WASHINGTON — President Donald Trump commuted the sentence of Sholom Rubashkin, the chief executive of what was then the largest kosher slaughterhouse in the country, who was convicted of bank fraud and money laundering charges.
Trump cited appeals from across the political spectrum in making the move.
“In 2009, he was convicted of bank fraud and sentenced thereafter to 27 years in prison,” a statement Wednesday by the White House said. “Mr. Rubashkin has now served more than 8 years of that sentence, which many have called excessive in light of its disparity with sentences imposed for similar crimes.”
The statement described the commutation as an “an action encouraged by bipartisan leaders from across the political spectrum, from Nancy Pelosi to Orrin Hatch,” referring to the Democratic leader in the U.S. House of Representatives and the Republican senator from Utah, respectively.
Attached to the statement was a long list of lawmakers from both parties who backed Rubashkin’s release as well as former top-ranking Justice Department officials, also from both parties.
“This action is not a Presidential pardon,” the statement said. “It does not vacate Mr. Rubashkin’s conviction, and it leaves in place a term of supervised release and a substantial restitution obligation, which were also part of Mr. Rubashkin’s sentence.”
A massive federal immigration raid in 2008 at the Agriprocessors meatpacking plant in Postville, Iowa, led to the arrest of nearly 400 undocumented Guatemalans and Mexican workers. A jury acquitted Rubashkin on charges of harboring illegal immigrants and employing child labor, but he was charged later on the bank fraud and money laundering charges as he tried to sell the company, which was on the verge of bankruptcy.

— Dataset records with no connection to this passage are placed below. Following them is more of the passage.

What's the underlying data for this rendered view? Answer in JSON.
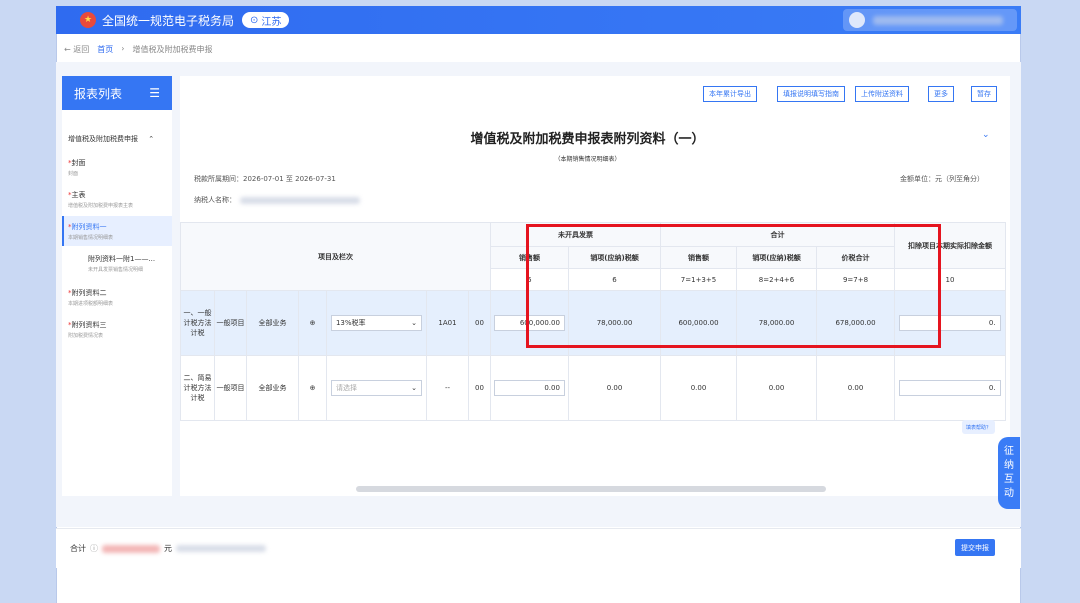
{
  "header": {
    "brand": "全国统一规范电子税务局",
    "region": "江苏",
    "region_icon": "location-pin-icon"
  },
  "breadcrumb": {
    "back": "← 返回",
    "home": "首页",
    "separator": "›",
    "current": "增值税及附加税费申报"
  },
  "sidebar": {
    "title": "报表列表",
    "group": "增值税及附加税费申报",
    "items": [
      {
        "label": "封面",
        "sub": "封面"
      },
      {
        "label": "主表",
        "sub": "增值税及附加税费申报表主表"
      },
      {
        "label": "附列资料一",
        "sub": "本期销售情况明细表"
      },
      {
        "label": "附列资料一附1——...",
        "sub": "未开具发票销售情况明细"
      },
      {
        "label": "附列资料二",
        "sub": "本期进项税额明细表"
      },
      {
        "label": "附列资料三",
        "sub": "附加税费情况表"
      }
    ]
  },
  "toolbar": {
    "btn1": "本年累计导出",
    "btn2": "填报说明填写指南",
    "btn3": "上传附送资料",
    "btn4": "更多",
    "btn5": "暂存"
  },
  "form": {
    "title": "增值税及附加税费申报表附列资料（一）",
    "subtitle": "（本期销售情况明细表）",
    "period_label": "税款所属期间：",
    "period": "2026-07-01 至 2026-07-31",
    "taxpayer_label": "纳税人名称：",
    "unit": "金额单位：元（列至角分）"
  },
  "table": {
    "col_item": "项目及栏次",
    "group_uninvoiced": "未开具发票",
    "group_total": "合计",
    "group_deduct": "扣除项目本期实际扣除金额",
    "sub_sales": "销售额",
    "sub_tax": "销项(应纳)税额",
    "sub_sales2": "销售额",
    "sub_tax2": "销项(应纳)税额",
    "sub_total": "价税合计",
    "idx5": "5",
    "idx6": "6",
    "idx7": "7=1+3+5",
    "idx8": "8=2+4+6",
    "idx9": "9=7+8",
    "idx10": "10",
    "row1": {
      "cat": "一、一般计税方法计税",
      "sub": "一般项目",
      "biz": "全部业务",
      "rate": "13%税率",
      "code": "1A01",
      "trunc": "00",
      "sales": "600,000.00",
      "tax": "78,000.00",
      "total_sales": "600,000.00",
      "total_tax": "78,000.00",
      "total": "678,000.00",
      "deduct": "0."
    },
    "row2": {
      "cat": "二、简易计税方法计税",
      "sub": "一般项目",
      "biz": "全部业务",
      "rate": "请选择",
      "code": "--",
      "trunc": "00",
      "sales": "0.00",
      "tax": "0.00",
      "total_sales": "0.00",
      "total_tax": "0.00",
      "total": "0.00",
      "deduct": "0."
    }
  },
  "help_link": "填表帮助？",
  "float_btn": "征纳互动",
  "footer": {
    "total_label": "合计",
    "currency": "元",
    "submit": "提交申报"
  },
  "colors": {
    "primary": "#3576f3",
    "highlight_border": "#e5141f"
  }
}
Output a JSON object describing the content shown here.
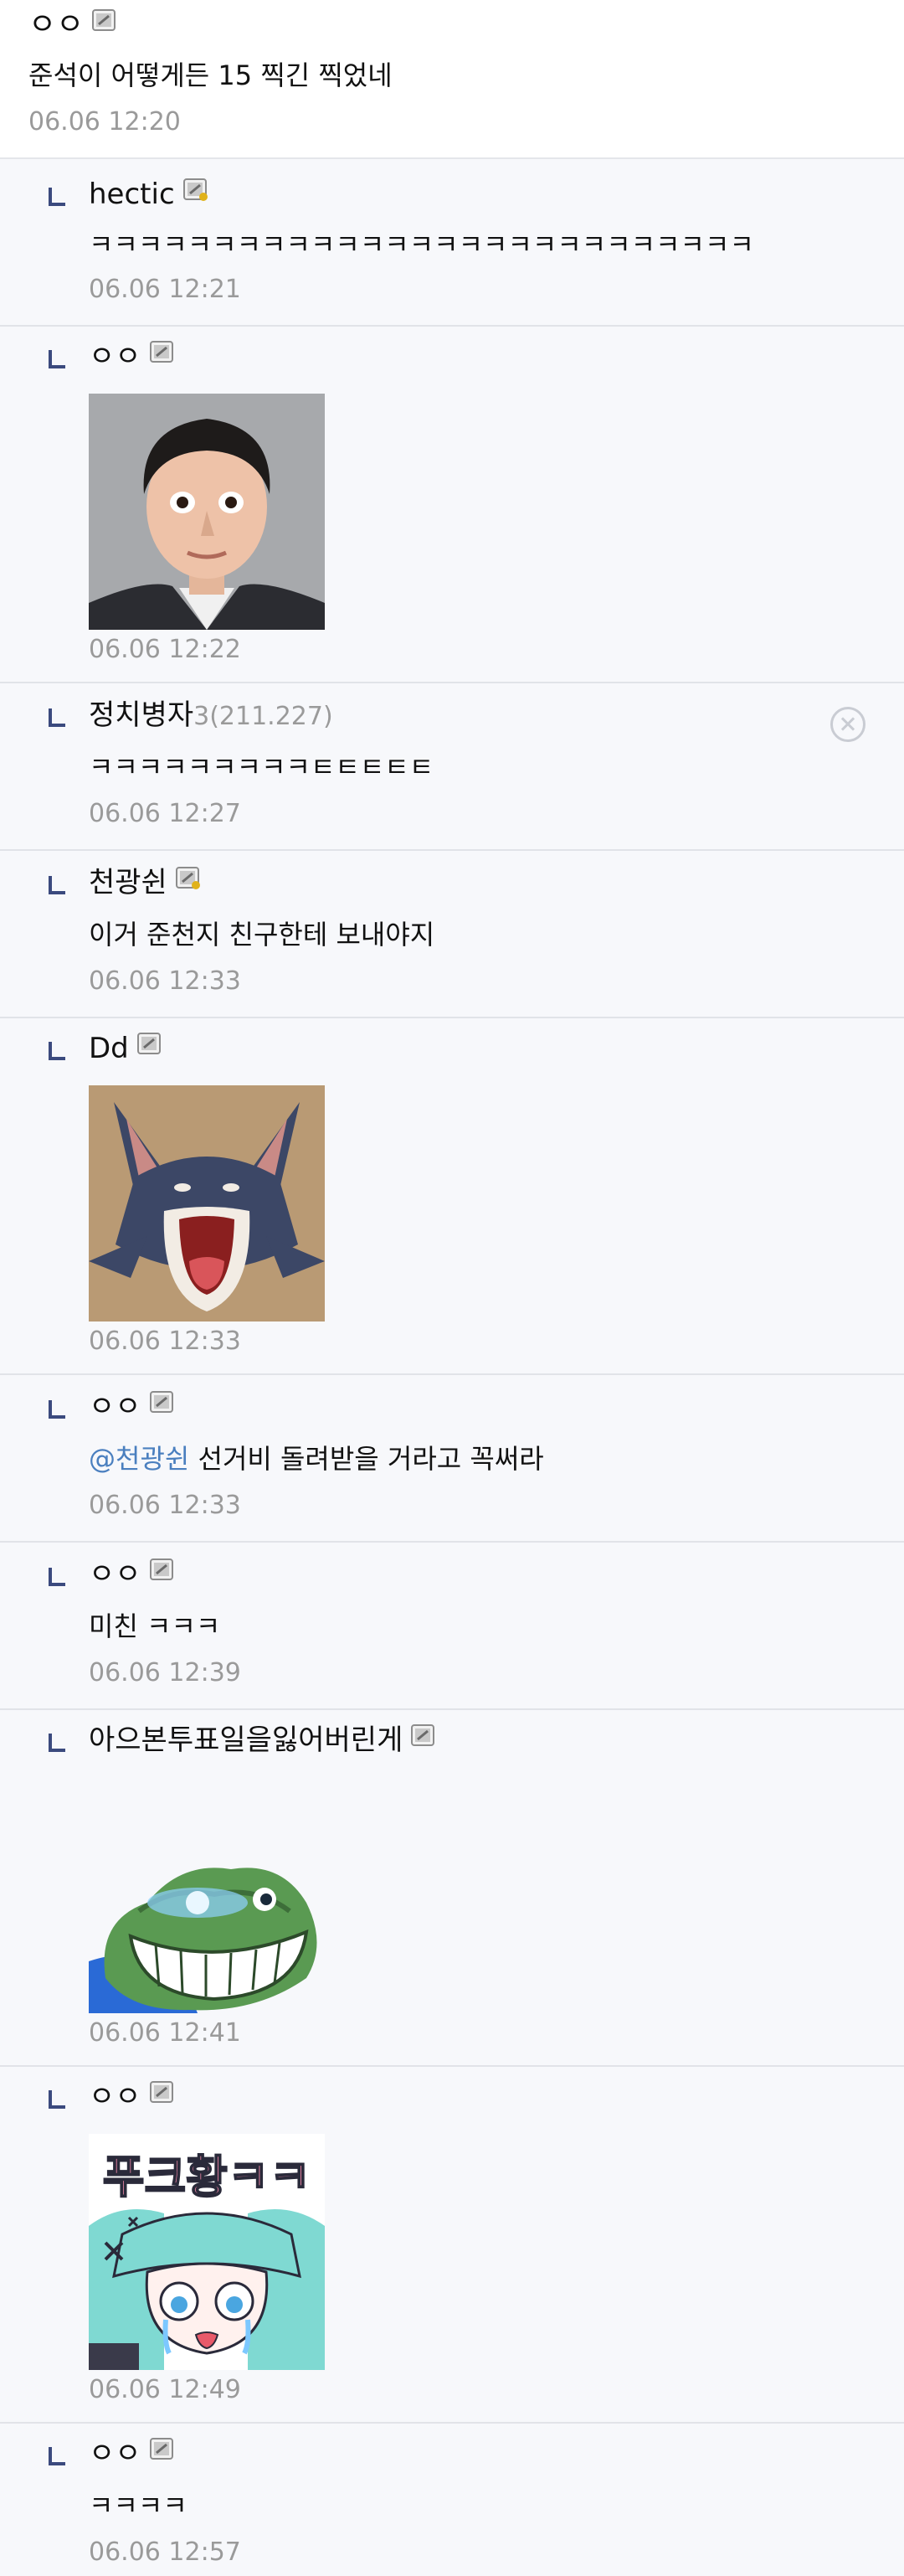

Advocates for Rubashkin, among them prominent legal and political figures, later offered evidence that they said showed prosecutors tampered inappropriately with the case. They provided affidavits showing prosecutors scared off potential buyers by saying they would seize the company if a Rubashkin family member was involved in the purchase.
As the company’s value plummeted, Rubashkin masked its poor financial health, leading to the criminal charges, according to this argument.
Rubashkin, a member of the Chabad Lubavitch movement, is 57. He has 10 children, which Trump noted in his commutation.
Billionaire Hershey Friedman of Montreal purchased the meatpacking plant in 2009 and rebranded it as Agri Star Meat and Poultry.
Hatch welcomed the news, calling it a “real Chanukah miracle.” (The Jewish holiday ended Wednesday at sundown.)
“I am proud to be a part of a large, bipartisan group of members of Congress who, along with over a hundred former senior justice officials, have been calling for Mr. Rubashkin’s release for the past eight years,” Hatch tweeted.
Large crowds gathered in the Chabad enclave of Borough Park, Brooklyn Wednesday night, where Rubashkin was expected to visit his parents. Rubashkin had imprisoned at the Otisville, New York Federal Correctional Facility.
Law professor Alan Dershowitz, calling Rubashkin’s sentence “excessively unjust,” also praised the decision, saying Trump “did the right thing.” Dershowitz had long argued that the trial judge in the case, Linda Reade, should have recused herself because she was “actively engaged” in planning the original Agriprocessors raid. He called it a case in which the prosecution “was too zealous and a judge who was too involved in pretrial prosecution strategies.”
In April 2016, more than 100 former judges, prosecutors and law professors signed a letter supporting Rubashkin’s bid for a shorter sentence, claiming federal prosecutors interfered in the bankruptcy sale of Agriprocessors. The signers included former Attorneys General John Ashcroft, Michael Mukasey, Ramsey Clark and Edwin Meese III; former FBI directors Louis Freeh and William Sessions; former U.S. Sen. Joseph Lieberman; and former federal appeals court judge Kenneth Starr.
Prosecutors argued in response that it was Rubashkin’s criminal conduct that drove down the sale price of the company, not interference by prosecutors.
One of those prosecutors, former assistant U.S. attorney in Iowa Robert Teig, told the Des Moines Register that Rubashkin “couldn’t win legally, factually or morally, so he had to win politically. It’s sad when politics interferes with the justice system.”
Teig also told the Associated Press that the White House decision “makes no sense” given Trump’s vows to crack down on illegal immigration. PJC